# Task goal
Find and return every line of the data that contains the word "JSON".

Data items:
■ ■ ■ ■ ■ ■ ■
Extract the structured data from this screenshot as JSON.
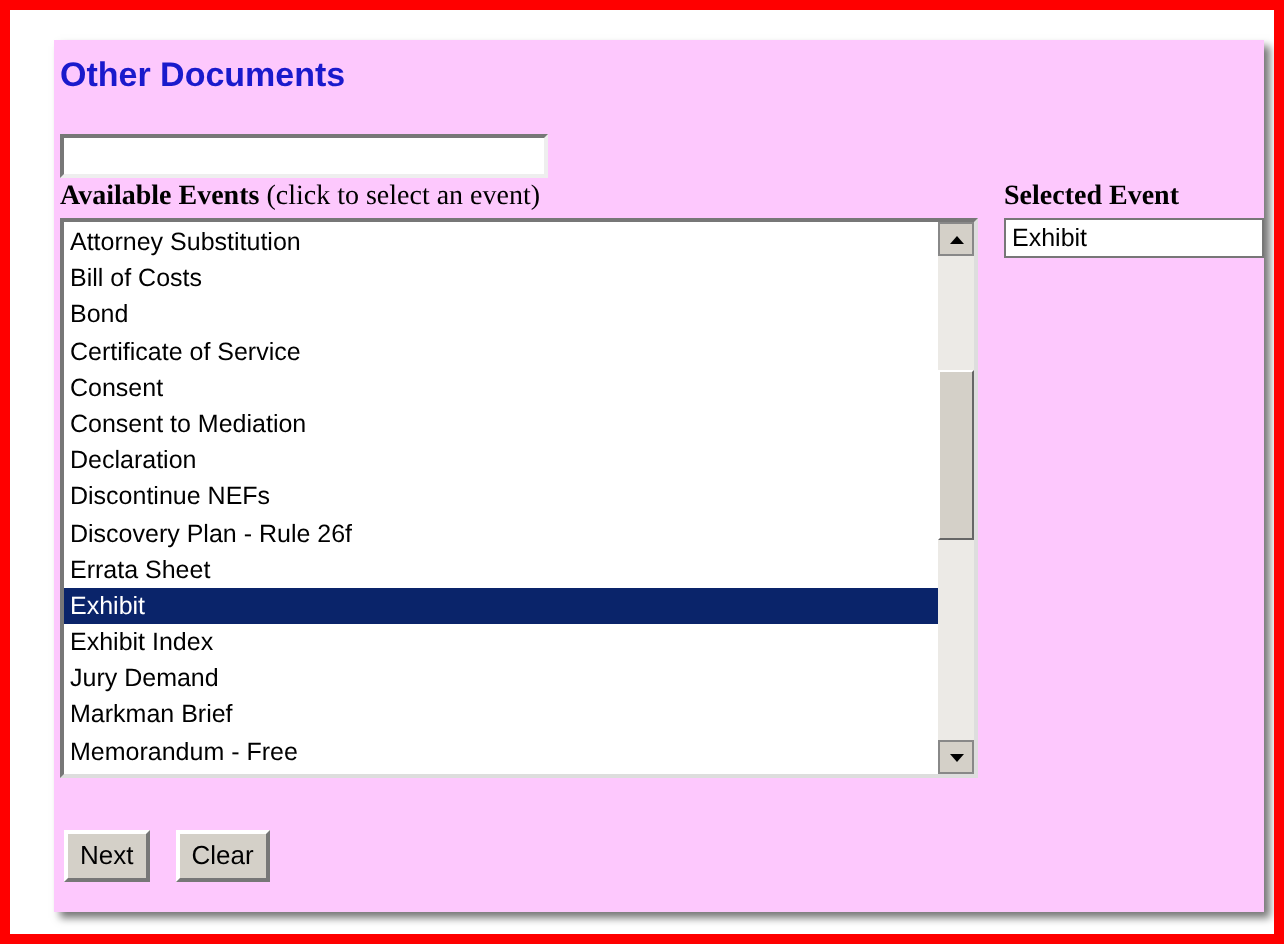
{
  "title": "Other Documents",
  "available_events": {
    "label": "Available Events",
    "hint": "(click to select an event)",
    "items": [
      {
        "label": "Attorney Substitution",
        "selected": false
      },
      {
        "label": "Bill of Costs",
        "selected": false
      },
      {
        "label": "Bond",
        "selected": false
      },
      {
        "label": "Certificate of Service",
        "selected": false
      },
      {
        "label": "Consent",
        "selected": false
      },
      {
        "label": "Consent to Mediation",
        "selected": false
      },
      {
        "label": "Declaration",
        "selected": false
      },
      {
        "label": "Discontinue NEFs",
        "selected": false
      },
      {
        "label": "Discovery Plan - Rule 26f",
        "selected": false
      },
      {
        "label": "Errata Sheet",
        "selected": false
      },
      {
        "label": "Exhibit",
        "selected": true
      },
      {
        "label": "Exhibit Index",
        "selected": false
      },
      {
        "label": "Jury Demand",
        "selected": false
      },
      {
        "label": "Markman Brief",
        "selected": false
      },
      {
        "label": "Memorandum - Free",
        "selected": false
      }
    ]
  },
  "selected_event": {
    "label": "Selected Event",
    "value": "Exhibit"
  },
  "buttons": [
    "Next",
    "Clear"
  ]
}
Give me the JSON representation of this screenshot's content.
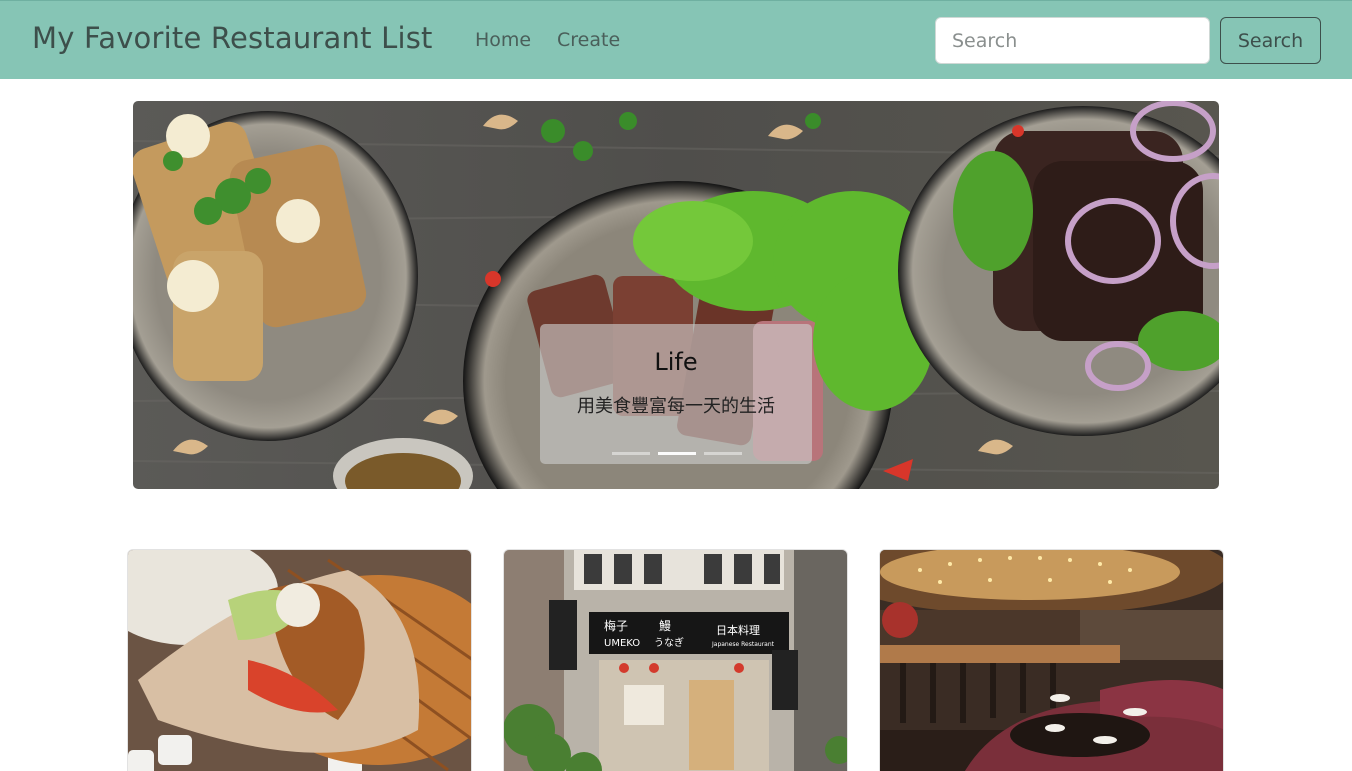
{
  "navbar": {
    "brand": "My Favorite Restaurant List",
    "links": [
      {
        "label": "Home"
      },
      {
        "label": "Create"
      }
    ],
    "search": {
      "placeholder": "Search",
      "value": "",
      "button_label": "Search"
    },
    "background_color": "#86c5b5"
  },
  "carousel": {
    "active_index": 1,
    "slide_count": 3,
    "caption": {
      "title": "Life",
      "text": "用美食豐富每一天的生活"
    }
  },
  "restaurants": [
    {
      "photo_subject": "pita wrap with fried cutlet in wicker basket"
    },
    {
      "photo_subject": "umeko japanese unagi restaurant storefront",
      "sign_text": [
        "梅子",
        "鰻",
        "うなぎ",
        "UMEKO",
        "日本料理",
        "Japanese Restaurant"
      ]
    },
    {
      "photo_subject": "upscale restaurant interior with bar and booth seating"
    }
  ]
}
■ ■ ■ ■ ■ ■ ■
# Answer to the problem
Extract the structured data from this screenshot as JSON.
Give me the JSON representation of this screenshot's content.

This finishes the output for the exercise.